    Manas Mangaonkar (pac23) is working on the Change Management Tool, a tool for the Fedora Program Managers and contributors to propose, edit, and approve changes per Fedora’s change process. He was selected for Google Summer of Code 2019.

    We asked Manas a few questions as he prepares for his next three months working with Ben Cotton, his mentor for the summer.

  • Candy Tsai: Outreachy 2019 March-August Internship – The Application Process

    Really excited to be accepted for the project “Debian Continuous Integration: user experience improvements” (referred to as debci in this post) of the 2019 March-August round of the Outreachy internship! A huge thanks to my company and my manager Frank for letting me do this since I mentioned it out of the blue. Thanks to the Women Techmakers community for letting me know this program exists.

  • Ubuntu Weekly Newsletter Issue 579
  • Sony's Deal With Microsoft Blindsided Its Own PlayStation Team [iophk: "RIP Playstation"]

    Last week, the companies announced a strategic partnership to co-develop game streaming technology and host some of PlayStation’s online services on the Redmond-based company’s Azure cloud platform. It comes after PlayStation spent seven years developing its own cloud gaming offering, with limited success.
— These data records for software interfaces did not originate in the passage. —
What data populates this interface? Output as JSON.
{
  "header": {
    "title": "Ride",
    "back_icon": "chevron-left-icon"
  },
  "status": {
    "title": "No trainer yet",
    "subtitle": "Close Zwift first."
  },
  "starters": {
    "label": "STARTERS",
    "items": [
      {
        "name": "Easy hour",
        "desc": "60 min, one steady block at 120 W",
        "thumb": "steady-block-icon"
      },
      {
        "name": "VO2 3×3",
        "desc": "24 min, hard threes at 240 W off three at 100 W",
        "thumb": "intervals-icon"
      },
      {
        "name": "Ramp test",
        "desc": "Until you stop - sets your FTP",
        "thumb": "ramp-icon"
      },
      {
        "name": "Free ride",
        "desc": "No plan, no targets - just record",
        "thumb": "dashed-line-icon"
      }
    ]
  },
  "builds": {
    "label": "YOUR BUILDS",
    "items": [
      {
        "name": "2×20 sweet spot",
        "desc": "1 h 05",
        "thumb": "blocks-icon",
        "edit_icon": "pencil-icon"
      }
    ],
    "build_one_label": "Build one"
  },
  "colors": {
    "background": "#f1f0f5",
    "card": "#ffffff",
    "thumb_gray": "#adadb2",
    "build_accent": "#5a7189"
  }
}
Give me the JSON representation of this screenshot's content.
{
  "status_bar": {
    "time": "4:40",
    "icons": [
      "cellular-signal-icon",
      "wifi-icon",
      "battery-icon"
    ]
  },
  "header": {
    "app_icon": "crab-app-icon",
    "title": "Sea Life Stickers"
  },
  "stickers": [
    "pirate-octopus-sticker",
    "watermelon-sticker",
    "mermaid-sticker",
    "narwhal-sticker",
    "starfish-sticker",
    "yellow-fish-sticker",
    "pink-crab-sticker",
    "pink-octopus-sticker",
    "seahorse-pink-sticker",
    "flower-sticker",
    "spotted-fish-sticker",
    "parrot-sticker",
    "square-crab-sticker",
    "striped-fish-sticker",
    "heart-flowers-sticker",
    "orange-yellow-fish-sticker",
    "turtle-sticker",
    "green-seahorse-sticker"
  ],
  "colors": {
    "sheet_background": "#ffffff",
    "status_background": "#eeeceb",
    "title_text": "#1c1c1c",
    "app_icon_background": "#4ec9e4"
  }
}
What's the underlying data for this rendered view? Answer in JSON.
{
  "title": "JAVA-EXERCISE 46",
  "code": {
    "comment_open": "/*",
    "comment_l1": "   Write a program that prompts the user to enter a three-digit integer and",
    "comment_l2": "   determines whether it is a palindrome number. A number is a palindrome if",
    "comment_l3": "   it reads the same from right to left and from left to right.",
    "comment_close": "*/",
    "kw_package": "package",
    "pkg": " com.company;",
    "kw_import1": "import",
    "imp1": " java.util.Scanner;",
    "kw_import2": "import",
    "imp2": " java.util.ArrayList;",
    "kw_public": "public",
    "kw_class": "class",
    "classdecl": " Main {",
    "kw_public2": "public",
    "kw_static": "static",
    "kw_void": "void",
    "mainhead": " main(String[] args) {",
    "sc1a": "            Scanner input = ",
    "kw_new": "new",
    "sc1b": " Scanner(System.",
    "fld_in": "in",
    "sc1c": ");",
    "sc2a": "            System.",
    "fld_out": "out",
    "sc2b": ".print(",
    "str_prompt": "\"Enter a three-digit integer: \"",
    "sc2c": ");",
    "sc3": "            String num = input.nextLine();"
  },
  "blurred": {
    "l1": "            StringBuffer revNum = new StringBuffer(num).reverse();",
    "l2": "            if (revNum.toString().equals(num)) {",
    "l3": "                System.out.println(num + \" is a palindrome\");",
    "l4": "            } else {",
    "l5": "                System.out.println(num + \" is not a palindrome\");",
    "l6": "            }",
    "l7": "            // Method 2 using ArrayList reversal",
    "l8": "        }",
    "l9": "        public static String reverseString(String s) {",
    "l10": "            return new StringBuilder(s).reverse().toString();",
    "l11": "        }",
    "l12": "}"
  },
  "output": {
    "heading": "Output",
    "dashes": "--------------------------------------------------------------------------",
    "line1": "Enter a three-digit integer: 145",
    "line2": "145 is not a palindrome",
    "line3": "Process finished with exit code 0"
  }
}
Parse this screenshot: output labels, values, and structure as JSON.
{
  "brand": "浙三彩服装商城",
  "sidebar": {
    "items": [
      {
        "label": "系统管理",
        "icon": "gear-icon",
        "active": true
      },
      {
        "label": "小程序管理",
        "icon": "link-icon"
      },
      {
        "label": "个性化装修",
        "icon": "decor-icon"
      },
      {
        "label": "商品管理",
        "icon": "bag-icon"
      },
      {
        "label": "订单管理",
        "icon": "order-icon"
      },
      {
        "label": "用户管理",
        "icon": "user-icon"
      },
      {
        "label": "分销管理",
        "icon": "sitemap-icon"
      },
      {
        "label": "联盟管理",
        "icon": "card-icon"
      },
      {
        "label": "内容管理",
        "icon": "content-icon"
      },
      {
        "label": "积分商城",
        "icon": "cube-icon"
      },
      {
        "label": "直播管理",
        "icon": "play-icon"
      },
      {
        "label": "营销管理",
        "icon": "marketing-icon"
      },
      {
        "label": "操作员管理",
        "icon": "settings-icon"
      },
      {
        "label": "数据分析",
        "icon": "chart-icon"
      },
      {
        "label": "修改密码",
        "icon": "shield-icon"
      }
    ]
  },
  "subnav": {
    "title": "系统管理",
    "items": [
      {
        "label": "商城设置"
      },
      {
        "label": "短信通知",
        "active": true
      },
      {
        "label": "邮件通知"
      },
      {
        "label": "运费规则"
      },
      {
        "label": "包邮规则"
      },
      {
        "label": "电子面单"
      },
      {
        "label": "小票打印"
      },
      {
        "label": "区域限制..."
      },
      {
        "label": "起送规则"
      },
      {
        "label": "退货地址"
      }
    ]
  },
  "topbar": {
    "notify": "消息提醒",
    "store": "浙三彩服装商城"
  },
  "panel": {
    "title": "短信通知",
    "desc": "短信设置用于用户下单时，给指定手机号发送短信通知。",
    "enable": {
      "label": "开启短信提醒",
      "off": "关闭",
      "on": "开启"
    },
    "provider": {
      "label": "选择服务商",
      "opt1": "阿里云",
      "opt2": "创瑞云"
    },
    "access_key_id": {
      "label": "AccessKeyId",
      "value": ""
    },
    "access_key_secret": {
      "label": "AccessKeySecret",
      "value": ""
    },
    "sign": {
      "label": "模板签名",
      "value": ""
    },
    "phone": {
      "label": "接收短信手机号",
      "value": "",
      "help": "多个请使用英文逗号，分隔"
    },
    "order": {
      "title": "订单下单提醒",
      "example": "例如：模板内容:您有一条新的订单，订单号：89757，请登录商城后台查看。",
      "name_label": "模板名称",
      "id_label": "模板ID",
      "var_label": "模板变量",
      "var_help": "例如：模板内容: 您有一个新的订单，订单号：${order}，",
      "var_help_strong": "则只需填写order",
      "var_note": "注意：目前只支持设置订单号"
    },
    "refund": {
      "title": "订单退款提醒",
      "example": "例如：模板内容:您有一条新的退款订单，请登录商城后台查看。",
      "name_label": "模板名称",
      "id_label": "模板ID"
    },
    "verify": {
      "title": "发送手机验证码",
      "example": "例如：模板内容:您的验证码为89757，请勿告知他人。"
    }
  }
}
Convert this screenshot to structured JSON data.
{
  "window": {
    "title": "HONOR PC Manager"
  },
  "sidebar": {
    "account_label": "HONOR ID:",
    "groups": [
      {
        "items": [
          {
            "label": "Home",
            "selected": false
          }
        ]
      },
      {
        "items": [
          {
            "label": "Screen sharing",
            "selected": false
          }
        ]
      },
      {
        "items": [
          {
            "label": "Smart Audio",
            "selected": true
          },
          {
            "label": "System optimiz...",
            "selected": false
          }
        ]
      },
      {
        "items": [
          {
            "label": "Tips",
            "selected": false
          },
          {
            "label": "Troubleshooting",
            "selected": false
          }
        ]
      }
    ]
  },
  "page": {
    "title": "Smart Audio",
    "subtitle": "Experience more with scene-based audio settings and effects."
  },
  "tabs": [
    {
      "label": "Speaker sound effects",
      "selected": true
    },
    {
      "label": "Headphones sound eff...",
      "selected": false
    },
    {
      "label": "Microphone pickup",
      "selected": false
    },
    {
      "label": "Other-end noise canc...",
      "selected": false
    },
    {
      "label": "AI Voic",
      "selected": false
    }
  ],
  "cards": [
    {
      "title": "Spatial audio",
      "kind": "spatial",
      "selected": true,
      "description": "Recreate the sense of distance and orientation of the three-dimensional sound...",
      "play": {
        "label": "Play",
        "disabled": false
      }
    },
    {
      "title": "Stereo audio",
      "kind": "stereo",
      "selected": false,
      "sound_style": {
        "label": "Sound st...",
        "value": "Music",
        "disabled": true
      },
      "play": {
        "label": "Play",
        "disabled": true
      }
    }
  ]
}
    Negotiations with Microsoft began last year and were handled directly by Sony’s senior management in Tokyo, largely without the involvement of the PlayStation unit, according to people familiar with the matter. Staff at the gaming division were caught off-guard by the news. Managers had to calm workers and assure them that plans for the company’s next-generation console weren’t affected, said the people, asking not to be identified discussing private matters.

More in Tux Machines

How to make an old computer useful again

Linux's big benefit is that it offers many distros specifically designed for older hardware. Plus, its design decouples DEs from the OS, so you can mix and match the two. This is important because DEs heavily impact low-end system performance. (With Windows and MacOS, the OS version you run dictates the DE.) Other Linux advantages: Its thousands of apps are free and open source, so you don't have to worry about activation and licensing. And Linux is portable. You can copy, move, or clone the OS and applications across partitions, disks, devices, or computers. (Windows binds itself to the computer it's installed on via its Registry.) Read more

Today in Techrights

Android Leftovers

Master the Linux 'ls' command

The ls command lists files on a POSIX system. It's a simple command, often underestimated, not in what it can do (because it really does only one thing), but in how you can optimize your use of it. Of the 10 most essential terminal commands to know, the humble ls command is in the top three, because ls doesn't just list files, it tells you important information about them. It tells you things like who owns a file or directory, when each file was lost or modified, and even what kind of file it is. And then there's its incidental function of giving you a sense of where you are, what nearby objects are lying around, and what you can do with them. Read more